-- Input follows --
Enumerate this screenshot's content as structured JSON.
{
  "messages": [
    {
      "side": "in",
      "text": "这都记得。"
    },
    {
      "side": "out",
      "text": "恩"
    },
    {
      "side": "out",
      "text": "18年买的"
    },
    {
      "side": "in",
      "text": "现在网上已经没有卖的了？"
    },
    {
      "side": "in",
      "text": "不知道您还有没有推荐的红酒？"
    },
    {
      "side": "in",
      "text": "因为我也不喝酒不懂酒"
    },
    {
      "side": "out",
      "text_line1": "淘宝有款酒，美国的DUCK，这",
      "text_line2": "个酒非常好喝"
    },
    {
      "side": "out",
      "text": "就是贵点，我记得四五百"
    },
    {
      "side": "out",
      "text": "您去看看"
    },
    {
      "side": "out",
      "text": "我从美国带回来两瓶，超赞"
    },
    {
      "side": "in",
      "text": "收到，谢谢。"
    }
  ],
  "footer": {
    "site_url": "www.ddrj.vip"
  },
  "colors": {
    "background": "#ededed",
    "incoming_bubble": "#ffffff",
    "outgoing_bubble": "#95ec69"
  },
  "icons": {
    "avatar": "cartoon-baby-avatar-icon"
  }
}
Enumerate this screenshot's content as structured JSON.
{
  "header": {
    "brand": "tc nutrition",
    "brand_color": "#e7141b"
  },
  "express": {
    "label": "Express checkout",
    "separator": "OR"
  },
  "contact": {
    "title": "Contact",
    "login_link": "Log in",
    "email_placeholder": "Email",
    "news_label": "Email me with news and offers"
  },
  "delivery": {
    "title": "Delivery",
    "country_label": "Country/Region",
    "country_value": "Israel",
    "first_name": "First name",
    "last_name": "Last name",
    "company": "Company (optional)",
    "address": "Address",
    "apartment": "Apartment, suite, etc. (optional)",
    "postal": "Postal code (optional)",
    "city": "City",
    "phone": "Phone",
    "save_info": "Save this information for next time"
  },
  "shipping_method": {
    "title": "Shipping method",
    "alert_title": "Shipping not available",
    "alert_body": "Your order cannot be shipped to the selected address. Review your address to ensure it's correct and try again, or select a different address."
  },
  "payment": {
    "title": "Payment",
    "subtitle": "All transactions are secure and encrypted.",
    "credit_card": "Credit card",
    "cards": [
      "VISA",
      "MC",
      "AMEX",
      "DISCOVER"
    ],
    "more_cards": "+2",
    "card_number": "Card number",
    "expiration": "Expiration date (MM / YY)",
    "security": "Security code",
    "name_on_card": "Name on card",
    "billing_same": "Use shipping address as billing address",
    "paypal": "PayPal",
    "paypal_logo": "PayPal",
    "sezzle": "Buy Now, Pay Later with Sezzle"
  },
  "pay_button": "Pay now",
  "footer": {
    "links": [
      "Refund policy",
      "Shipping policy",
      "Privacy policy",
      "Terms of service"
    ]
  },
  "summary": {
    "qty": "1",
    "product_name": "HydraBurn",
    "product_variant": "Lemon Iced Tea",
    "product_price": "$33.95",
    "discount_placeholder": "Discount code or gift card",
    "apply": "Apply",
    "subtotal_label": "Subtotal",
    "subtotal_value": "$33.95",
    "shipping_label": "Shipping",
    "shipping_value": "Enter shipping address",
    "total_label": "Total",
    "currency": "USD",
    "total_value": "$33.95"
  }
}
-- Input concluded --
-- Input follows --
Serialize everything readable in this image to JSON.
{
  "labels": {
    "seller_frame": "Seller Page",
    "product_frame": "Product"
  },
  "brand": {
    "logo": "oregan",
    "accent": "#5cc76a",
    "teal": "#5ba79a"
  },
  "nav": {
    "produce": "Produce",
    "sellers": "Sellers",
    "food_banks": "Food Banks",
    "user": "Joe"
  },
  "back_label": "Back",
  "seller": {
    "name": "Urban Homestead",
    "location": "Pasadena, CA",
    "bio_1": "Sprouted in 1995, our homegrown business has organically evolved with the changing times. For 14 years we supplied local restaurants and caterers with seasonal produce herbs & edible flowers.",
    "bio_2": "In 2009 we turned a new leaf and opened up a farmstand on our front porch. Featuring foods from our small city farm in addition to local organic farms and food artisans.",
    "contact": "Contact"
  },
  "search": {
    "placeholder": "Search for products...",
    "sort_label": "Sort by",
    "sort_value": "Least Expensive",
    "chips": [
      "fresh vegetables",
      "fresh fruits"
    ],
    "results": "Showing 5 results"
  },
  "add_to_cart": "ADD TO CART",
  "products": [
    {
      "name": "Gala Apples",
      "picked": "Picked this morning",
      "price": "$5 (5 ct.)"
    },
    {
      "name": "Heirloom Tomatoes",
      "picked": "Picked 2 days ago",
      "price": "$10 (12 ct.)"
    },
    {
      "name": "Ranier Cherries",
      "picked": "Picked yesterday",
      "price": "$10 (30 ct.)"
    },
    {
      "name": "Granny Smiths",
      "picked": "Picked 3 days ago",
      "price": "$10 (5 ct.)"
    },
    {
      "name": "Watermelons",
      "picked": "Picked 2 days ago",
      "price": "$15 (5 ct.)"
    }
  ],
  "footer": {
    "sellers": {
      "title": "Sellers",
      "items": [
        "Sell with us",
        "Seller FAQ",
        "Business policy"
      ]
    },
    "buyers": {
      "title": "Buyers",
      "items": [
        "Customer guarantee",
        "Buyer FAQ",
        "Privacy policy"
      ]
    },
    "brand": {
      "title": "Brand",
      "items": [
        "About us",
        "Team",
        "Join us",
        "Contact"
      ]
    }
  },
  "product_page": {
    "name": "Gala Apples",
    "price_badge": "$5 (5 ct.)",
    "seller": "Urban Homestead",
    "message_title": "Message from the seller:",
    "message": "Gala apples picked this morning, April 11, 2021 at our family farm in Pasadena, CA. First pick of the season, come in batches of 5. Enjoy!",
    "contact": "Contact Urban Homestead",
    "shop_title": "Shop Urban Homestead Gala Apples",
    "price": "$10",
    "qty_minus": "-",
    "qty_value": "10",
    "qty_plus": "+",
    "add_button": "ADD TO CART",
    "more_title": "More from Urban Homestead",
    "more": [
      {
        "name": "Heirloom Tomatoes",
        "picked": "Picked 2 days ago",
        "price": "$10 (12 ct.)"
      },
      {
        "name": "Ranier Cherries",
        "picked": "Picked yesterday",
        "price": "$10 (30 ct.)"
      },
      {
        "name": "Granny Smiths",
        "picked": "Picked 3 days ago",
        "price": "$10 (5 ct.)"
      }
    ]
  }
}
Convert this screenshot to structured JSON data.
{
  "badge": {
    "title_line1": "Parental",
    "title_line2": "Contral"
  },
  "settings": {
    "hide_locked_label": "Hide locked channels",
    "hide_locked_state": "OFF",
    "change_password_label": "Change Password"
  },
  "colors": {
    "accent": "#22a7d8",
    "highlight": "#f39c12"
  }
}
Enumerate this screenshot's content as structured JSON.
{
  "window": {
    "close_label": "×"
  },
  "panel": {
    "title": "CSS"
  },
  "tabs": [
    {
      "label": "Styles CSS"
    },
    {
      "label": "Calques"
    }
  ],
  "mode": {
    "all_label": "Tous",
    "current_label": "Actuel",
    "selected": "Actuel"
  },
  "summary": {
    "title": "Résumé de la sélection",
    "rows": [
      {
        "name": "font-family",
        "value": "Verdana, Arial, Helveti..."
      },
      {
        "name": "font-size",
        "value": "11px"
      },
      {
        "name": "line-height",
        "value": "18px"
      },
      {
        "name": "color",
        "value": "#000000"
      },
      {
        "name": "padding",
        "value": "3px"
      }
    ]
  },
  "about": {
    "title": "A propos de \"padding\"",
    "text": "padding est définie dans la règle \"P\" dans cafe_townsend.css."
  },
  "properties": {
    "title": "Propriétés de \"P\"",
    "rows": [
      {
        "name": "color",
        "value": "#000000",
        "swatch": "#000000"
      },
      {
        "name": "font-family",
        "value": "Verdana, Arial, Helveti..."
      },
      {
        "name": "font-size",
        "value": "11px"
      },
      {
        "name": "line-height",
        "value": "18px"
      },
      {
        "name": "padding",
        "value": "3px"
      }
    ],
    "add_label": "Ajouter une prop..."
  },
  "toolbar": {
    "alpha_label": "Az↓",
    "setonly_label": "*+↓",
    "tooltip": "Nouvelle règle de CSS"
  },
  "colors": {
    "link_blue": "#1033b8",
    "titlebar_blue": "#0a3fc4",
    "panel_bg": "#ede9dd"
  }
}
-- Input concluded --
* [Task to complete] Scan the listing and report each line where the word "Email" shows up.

* [Answer to this exercise]
    "email_placeholder": "Email",
    "news_label": "Email me with news and offers"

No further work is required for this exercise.